Other interesting papers include Sebastian Groes’ examination of what he calls the ‘Literature of the Rising Powers’, twenty-first century fiction published by writers working in countries with booming economies or in newly industrialising nations, including India, Brazil, Malaysia, Pakistan, China, South Korea, Indonesia, Thailand, Vietnam, the Philippines and Singapore. In another paper, Shahizah Ismail Hamdan discussed ‘Malaysian Science Fiction Short Stories’, through which she examined how memories of Kuala Lumpur, the capital city, are manifested fifty years into the future. Noraini Md, Yusof’s presentation described her own creative process through, taking us through the development of a short story published in an anthology. She showed how snippets of her childhood memories were selected, why some events were re-told and others remained forgotten in the narrative. She highlighted the idea that creative license coalesces the actual events and people into forms of fabrication in her short stories, and that the re-telling of the memory may be so fictionalized that sometimes the story deviates from the actual.

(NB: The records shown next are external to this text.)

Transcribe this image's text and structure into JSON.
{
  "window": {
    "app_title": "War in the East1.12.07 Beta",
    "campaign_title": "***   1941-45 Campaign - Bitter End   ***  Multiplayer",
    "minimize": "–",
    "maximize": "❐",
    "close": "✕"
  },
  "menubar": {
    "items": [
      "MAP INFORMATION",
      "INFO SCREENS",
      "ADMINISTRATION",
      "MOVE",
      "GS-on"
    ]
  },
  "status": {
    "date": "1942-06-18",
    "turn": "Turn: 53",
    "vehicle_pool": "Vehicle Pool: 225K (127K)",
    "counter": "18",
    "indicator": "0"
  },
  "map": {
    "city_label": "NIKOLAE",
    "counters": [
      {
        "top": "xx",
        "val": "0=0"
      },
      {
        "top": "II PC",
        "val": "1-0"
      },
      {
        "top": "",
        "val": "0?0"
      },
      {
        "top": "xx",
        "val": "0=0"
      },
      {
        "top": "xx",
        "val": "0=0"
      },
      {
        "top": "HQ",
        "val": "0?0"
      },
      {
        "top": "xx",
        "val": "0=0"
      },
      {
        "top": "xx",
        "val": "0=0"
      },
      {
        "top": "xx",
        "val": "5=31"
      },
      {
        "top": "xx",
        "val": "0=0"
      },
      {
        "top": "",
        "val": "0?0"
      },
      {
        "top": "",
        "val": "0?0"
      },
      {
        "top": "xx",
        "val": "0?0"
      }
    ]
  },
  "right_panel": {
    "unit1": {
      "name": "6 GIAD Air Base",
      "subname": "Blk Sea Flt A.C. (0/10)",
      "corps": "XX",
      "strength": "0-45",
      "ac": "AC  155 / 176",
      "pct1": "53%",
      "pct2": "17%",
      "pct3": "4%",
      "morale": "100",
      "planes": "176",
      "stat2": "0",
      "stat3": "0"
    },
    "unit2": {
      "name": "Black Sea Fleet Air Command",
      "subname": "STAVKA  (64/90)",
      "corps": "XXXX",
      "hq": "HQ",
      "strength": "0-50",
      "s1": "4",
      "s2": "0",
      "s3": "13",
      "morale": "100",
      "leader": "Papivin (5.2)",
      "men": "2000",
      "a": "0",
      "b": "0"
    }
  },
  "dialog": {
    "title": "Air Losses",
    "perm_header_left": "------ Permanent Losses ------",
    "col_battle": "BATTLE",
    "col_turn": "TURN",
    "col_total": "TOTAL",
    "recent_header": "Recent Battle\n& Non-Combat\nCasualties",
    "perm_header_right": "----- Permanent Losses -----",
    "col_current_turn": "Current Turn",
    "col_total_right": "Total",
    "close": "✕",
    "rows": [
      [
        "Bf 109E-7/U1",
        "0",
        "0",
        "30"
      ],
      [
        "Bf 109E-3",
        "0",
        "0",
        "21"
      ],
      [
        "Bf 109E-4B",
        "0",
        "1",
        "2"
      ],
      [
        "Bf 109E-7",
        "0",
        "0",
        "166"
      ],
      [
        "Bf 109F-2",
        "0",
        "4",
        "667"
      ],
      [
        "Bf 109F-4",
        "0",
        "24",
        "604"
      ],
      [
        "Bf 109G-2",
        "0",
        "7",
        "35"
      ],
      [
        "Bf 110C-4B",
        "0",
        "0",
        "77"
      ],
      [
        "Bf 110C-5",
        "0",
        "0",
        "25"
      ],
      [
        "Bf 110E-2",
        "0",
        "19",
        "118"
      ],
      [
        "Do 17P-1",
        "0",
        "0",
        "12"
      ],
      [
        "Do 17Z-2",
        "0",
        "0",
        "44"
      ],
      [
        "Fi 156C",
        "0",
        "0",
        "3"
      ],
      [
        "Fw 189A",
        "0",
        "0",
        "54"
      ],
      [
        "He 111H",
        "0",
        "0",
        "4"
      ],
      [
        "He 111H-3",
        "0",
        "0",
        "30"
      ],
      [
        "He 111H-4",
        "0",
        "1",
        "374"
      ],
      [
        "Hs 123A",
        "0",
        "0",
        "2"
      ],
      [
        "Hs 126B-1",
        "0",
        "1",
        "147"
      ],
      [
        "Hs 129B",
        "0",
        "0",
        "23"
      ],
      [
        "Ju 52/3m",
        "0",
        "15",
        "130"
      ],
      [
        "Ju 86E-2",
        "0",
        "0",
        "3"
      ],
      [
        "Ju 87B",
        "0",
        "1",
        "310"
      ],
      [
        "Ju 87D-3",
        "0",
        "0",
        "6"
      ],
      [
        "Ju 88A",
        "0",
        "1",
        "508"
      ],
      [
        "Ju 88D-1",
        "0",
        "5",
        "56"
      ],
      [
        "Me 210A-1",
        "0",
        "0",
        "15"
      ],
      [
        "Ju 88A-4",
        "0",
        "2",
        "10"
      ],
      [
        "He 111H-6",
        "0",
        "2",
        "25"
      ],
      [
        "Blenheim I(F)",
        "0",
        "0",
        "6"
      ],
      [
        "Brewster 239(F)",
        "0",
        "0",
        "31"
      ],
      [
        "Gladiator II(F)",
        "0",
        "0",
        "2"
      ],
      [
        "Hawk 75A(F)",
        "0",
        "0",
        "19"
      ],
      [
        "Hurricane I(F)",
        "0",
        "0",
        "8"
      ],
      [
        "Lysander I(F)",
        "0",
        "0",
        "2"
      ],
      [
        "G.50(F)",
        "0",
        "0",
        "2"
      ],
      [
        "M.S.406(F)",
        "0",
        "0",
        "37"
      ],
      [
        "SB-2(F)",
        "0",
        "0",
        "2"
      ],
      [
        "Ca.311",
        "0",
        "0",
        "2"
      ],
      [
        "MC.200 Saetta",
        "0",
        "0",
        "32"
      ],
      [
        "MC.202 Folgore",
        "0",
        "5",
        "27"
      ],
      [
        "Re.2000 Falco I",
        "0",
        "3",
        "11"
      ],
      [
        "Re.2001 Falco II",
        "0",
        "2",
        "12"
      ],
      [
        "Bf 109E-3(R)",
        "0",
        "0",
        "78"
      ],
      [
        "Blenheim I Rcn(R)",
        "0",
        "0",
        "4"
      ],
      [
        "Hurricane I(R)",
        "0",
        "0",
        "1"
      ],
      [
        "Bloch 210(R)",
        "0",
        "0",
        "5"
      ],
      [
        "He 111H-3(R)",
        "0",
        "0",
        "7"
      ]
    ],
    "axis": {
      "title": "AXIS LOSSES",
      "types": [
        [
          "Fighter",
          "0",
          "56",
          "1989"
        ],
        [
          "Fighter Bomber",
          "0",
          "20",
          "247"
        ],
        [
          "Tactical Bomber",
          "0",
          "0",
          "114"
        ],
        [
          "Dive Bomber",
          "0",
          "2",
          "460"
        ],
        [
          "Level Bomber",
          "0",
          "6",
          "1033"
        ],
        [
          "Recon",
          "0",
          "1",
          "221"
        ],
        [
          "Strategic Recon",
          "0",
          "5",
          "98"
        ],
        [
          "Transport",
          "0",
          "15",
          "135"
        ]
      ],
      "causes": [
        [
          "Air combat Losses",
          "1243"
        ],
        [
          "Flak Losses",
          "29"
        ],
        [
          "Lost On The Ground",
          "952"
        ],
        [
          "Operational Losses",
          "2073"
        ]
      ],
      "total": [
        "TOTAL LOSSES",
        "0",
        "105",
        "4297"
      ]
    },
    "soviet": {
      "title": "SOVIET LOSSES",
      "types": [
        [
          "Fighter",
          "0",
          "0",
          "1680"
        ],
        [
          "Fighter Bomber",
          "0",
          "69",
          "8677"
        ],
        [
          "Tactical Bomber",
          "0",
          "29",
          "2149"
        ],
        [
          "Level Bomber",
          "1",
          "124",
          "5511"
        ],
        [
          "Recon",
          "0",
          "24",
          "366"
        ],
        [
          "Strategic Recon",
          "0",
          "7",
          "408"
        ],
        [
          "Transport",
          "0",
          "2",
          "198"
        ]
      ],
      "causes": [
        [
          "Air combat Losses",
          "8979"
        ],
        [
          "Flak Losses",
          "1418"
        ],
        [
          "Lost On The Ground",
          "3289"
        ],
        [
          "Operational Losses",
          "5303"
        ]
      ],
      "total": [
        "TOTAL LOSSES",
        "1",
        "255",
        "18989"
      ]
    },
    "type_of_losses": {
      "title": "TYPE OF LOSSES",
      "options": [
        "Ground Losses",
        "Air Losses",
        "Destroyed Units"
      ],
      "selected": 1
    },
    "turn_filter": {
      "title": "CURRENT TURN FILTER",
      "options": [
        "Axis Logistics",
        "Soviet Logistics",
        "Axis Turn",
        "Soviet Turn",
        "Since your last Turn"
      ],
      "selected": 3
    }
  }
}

The highlight of the conference was a series of readings by a number of Malaysian contemporary writers. Zakaria Ali read his poems inspired by his own paintings, Bernice Chauly read excerpts of her memoir Growing up with Ghosts, Kam Raslan delivered snippets of his work and Shivani Sivagurunathan gave us a treat by reading a short story which she had just finished writing.
The conference concluded with a discussion of ideas for future memory conferences and collaborative research projects. Various grants such as the Fundamental Research Grant Scheme and Transdisciplinary Research Grant Scheme from the Malaysian Ministry of Education provide funding for cutting edge projects. The nexus of humanities and sciences, as this memory conference has shown, is an area that requires further exploration. The Malaysian memory conference may be the impetus that triggers further collaborations to take place in the future.